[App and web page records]
::::

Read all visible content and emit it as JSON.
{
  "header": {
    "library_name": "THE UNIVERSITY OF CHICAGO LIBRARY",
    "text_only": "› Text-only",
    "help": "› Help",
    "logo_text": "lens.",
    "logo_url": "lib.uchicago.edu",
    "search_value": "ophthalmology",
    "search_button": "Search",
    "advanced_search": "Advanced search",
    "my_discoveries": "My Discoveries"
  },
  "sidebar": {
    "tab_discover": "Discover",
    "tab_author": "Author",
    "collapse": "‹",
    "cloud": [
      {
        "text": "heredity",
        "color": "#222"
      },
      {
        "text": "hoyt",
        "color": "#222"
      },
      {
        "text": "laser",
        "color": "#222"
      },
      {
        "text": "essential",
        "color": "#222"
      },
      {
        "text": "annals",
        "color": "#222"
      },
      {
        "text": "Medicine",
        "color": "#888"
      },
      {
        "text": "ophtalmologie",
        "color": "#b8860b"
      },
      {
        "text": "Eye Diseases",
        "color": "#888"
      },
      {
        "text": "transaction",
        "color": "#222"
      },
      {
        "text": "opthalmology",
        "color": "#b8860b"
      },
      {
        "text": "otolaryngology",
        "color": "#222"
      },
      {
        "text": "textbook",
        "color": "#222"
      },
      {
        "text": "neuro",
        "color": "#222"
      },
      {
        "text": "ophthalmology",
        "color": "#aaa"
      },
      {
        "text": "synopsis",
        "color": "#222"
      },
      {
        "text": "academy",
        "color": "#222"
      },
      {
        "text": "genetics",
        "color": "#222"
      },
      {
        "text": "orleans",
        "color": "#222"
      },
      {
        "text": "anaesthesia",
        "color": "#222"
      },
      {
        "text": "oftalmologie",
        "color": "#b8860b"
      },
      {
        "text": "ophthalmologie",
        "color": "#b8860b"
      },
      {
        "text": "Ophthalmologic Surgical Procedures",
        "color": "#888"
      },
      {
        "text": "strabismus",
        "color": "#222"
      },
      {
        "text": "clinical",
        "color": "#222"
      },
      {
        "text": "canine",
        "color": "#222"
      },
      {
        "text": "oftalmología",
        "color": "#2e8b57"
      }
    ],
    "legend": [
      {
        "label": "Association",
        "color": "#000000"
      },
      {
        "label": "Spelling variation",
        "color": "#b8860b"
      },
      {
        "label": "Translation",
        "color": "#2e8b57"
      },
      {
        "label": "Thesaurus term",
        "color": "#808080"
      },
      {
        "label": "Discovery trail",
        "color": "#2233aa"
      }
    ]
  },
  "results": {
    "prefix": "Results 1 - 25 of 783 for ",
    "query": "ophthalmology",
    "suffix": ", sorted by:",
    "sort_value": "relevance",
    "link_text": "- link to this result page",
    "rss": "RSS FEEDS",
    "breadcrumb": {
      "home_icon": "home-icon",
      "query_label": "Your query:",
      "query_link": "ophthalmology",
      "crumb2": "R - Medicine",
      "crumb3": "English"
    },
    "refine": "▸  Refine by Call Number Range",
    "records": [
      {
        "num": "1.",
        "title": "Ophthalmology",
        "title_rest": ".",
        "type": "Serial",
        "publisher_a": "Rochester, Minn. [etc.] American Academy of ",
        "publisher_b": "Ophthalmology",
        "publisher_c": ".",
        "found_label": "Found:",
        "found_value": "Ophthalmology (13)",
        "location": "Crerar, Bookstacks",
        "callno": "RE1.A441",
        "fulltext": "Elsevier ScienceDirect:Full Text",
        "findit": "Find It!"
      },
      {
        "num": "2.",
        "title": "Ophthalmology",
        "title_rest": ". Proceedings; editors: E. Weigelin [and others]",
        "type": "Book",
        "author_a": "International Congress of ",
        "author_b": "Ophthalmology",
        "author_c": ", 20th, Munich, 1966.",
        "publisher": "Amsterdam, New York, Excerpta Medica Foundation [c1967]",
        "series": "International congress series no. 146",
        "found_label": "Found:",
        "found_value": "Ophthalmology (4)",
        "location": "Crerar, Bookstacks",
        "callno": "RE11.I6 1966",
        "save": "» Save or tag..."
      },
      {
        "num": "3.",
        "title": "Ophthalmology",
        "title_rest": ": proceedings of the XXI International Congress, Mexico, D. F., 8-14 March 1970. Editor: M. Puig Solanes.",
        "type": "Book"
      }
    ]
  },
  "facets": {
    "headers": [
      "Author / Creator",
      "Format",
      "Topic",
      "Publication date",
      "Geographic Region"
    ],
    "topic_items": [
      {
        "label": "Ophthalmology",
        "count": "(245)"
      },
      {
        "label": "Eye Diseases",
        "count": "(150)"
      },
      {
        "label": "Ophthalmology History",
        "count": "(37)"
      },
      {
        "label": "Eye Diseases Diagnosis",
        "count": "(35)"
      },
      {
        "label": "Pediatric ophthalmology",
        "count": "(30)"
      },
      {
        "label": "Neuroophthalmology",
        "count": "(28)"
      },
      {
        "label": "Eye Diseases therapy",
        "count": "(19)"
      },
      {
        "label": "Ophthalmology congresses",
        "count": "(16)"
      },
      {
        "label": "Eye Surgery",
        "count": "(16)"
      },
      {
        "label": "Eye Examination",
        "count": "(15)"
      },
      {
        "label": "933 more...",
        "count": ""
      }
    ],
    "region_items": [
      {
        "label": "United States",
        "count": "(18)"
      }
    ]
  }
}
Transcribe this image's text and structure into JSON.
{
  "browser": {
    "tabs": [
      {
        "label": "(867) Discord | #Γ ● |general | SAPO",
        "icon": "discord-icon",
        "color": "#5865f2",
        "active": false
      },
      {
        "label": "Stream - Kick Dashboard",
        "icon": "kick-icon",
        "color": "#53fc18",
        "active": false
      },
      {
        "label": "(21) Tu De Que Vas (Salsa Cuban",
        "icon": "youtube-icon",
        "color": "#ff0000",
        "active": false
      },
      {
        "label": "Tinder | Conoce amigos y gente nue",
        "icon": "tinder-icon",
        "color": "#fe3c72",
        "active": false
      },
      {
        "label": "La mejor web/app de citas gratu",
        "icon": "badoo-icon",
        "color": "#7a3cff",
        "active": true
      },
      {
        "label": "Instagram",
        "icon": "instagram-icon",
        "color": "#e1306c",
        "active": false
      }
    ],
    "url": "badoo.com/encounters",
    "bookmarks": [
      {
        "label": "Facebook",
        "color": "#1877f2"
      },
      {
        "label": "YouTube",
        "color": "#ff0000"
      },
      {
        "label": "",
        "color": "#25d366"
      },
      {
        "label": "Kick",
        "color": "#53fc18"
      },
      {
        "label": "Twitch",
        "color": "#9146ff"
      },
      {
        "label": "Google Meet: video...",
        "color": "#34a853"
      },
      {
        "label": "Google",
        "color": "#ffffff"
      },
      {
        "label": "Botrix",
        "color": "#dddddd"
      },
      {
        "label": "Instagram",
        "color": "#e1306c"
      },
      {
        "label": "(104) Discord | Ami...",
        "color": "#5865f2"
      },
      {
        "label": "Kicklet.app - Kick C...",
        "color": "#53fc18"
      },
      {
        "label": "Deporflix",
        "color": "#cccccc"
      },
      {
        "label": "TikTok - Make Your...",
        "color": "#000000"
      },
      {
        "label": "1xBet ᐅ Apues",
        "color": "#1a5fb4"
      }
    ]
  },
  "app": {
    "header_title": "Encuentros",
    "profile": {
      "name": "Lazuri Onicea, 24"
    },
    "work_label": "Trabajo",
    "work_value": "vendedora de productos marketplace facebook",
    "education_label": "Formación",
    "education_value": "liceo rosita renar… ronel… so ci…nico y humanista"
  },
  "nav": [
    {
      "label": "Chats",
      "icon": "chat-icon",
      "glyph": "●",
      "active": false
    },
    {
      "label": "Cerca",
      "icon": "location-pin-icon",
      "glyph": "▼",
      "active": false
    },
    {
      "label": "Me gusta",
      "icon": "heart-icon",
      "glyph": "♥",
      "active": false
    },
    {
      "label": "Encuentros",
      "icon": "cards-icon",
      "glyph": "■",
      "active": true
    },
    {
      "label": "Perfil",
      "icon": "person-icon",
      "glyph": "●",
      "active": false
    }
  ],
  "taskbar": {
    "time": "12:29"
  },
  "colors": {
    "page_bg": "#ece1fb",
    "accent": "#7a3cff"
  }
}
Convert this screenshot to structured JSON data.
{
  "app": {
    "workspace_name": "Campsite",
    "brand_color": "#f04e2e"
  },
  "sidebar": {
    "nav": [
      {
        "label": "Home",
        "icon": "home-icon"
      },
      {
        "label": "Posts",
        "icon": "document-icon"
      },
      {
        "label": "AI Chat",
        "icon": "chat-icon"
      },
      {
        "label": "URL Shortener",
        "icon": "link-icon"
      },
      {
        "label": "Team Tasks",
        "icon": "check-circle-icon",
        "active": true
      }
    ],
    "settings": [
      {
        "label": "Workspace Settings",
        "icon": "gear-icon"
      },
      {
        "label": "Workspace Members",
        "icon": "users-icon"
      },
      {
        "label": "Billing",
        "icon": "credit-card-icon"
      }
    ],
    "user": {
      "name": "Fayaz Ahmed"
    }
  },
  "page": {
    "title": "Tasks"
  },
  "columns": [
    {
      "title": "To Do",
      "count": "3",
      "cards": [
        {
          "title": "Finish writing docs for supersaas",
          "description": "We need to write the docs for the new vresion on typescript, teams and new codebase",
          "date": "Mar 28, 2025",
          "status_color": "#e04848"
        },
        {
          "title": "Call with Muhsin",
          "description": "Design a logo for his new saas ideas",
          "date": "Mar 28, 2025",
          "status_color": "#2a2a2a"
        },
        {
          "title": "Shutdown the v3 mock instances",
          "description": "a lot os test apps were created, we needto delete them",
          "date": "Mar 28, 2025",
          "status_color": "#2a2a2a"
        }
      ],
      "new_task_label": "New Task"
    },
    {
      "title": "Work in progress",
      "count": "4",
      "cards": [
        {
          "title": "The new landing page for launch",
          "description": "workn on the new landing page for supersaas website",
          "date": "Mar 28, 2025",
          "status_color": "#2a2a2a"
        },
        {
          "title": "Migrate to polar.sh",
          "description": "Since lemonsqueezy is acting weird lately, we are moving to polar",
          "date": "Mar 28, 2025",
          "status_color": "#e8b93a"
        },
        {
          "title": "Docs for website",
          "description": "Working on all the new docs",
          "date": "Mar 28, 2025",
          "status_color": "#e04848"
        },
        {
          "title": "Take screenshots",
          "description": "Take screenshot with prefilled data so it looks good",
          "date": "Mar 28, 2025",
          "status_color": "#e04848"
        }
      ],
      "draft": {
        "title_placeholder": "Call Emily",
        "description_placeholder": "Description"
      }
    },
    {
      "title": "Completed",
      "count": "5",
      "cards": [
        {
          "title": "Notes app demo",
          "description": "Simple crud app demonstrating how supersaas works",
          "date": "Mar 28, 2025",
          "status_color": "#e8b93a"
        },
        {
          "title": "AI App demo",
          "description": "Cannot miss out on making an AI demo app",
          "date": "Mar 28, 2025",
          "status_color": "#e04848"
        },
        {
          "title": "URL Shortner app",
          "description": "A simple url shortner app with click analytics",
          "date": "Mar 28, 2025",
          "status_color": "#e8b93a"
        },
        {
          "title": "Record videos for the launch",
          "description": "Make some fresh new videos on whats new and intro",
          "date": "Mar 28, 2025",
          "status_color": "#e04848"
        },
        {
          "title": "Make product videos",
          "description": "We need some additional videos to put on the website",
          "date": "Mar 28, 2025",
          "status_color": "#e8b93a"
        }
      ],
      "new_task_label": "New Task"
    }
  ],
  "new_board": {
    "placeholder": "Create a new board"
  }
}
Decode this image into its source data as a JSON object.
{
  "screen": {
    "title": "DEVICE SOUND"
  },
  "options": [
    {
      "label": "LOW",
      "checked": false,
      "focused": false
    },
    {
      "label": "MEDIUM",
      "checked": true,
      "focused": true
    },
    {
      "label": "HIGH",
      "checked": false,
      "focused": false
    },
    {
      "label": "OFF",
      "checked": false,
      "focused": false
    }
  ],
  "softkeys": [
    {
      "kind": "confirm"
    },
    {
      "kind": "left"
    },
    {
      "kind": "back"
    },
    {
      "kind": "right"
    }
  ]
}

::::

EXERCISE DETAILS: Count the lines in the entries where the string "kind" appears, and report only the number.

EXERCISE ANSWER: 4